## STUDY MATERIAL
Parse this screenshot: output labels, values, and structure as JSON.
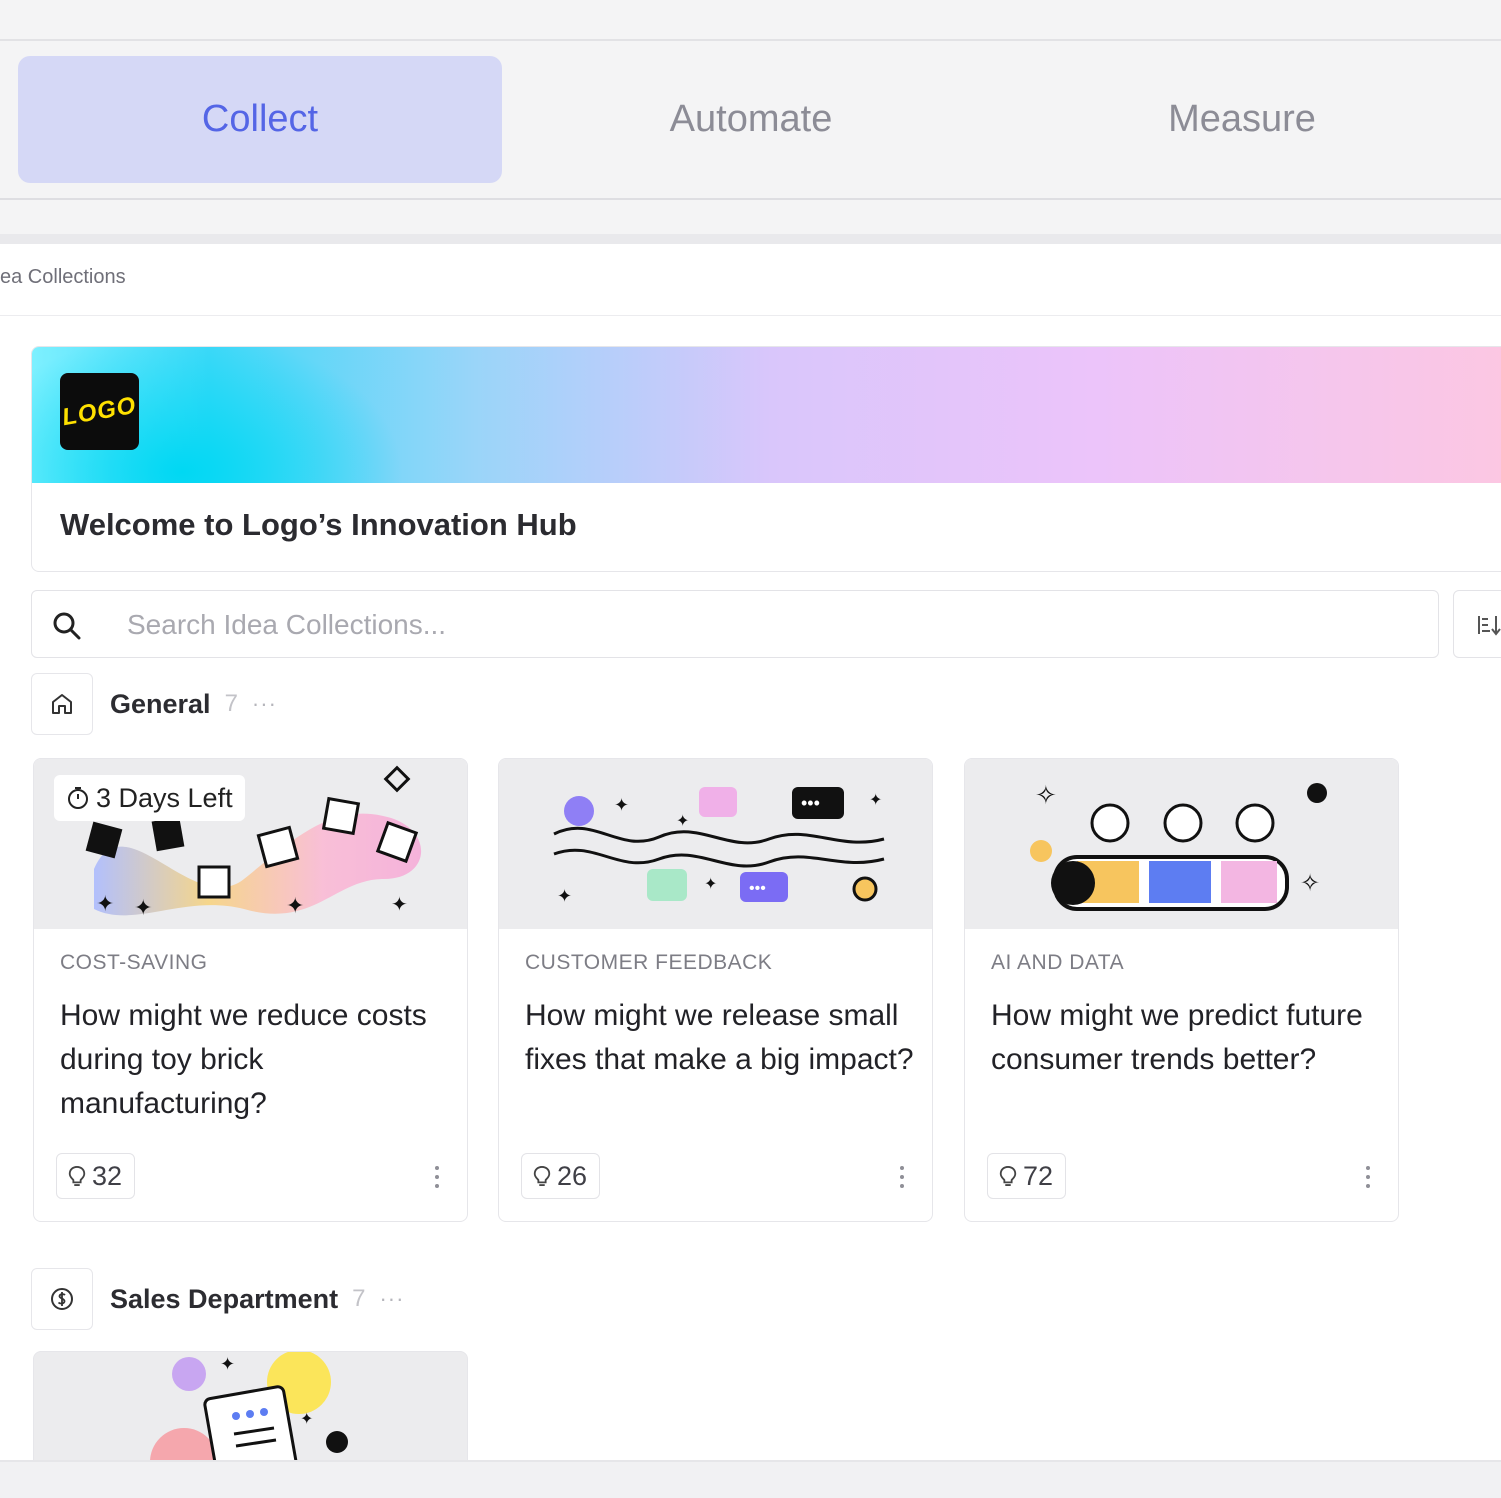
{
  "tabs": [
    {
      "label": "Collect",
      "active": true
    },
    {
      "label": "Automate",
      "active": false
    },
    {
      "label": "Measure",
      "active": false
    }
  ],
  "breadcrumb": "ea Collections",
  "hero": {
    "logo_text": "LOGO",
    "title": "Welcome to Logo’s Innovation Hub"
  },
  "search": {
    "placeholder": "Search Idea Collections..."
  },
  "groups": [
    {
      "name": "General",
      "count": "7",
      "more": "···",
      "icon": "home-icon"
    },
    {
      "name": "Sales Department",
      "count": "7",
      "more": "···",
      "icon": "dollar-icon"
    }
  ],
  "cards": [
    {
      "deadline": "3 Days Left",
      "category": "COST-SAVING",
      "title": "How might we reduce costs during toy brick manufacturing?",
      "ideas": "32"
    },
    {
      "category": "CUSTOMER FEEDBACK",
      "title": "How might we release small fixes that make a big impact?",
      "ideas": "26"
    },
    {
      "category": "AI AND DATA",
      "title": "How might we predict future consumer trends better?",
      "ideas": "72"
    }
  ],
  "colors": {
    "accent": "#5465e6",
    "active_tab_bg": "#d5d8f6"
  }
}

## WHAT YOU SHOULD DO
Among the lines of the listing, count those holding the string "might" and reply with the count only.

## OUTPUT OF THE EXERCISE
3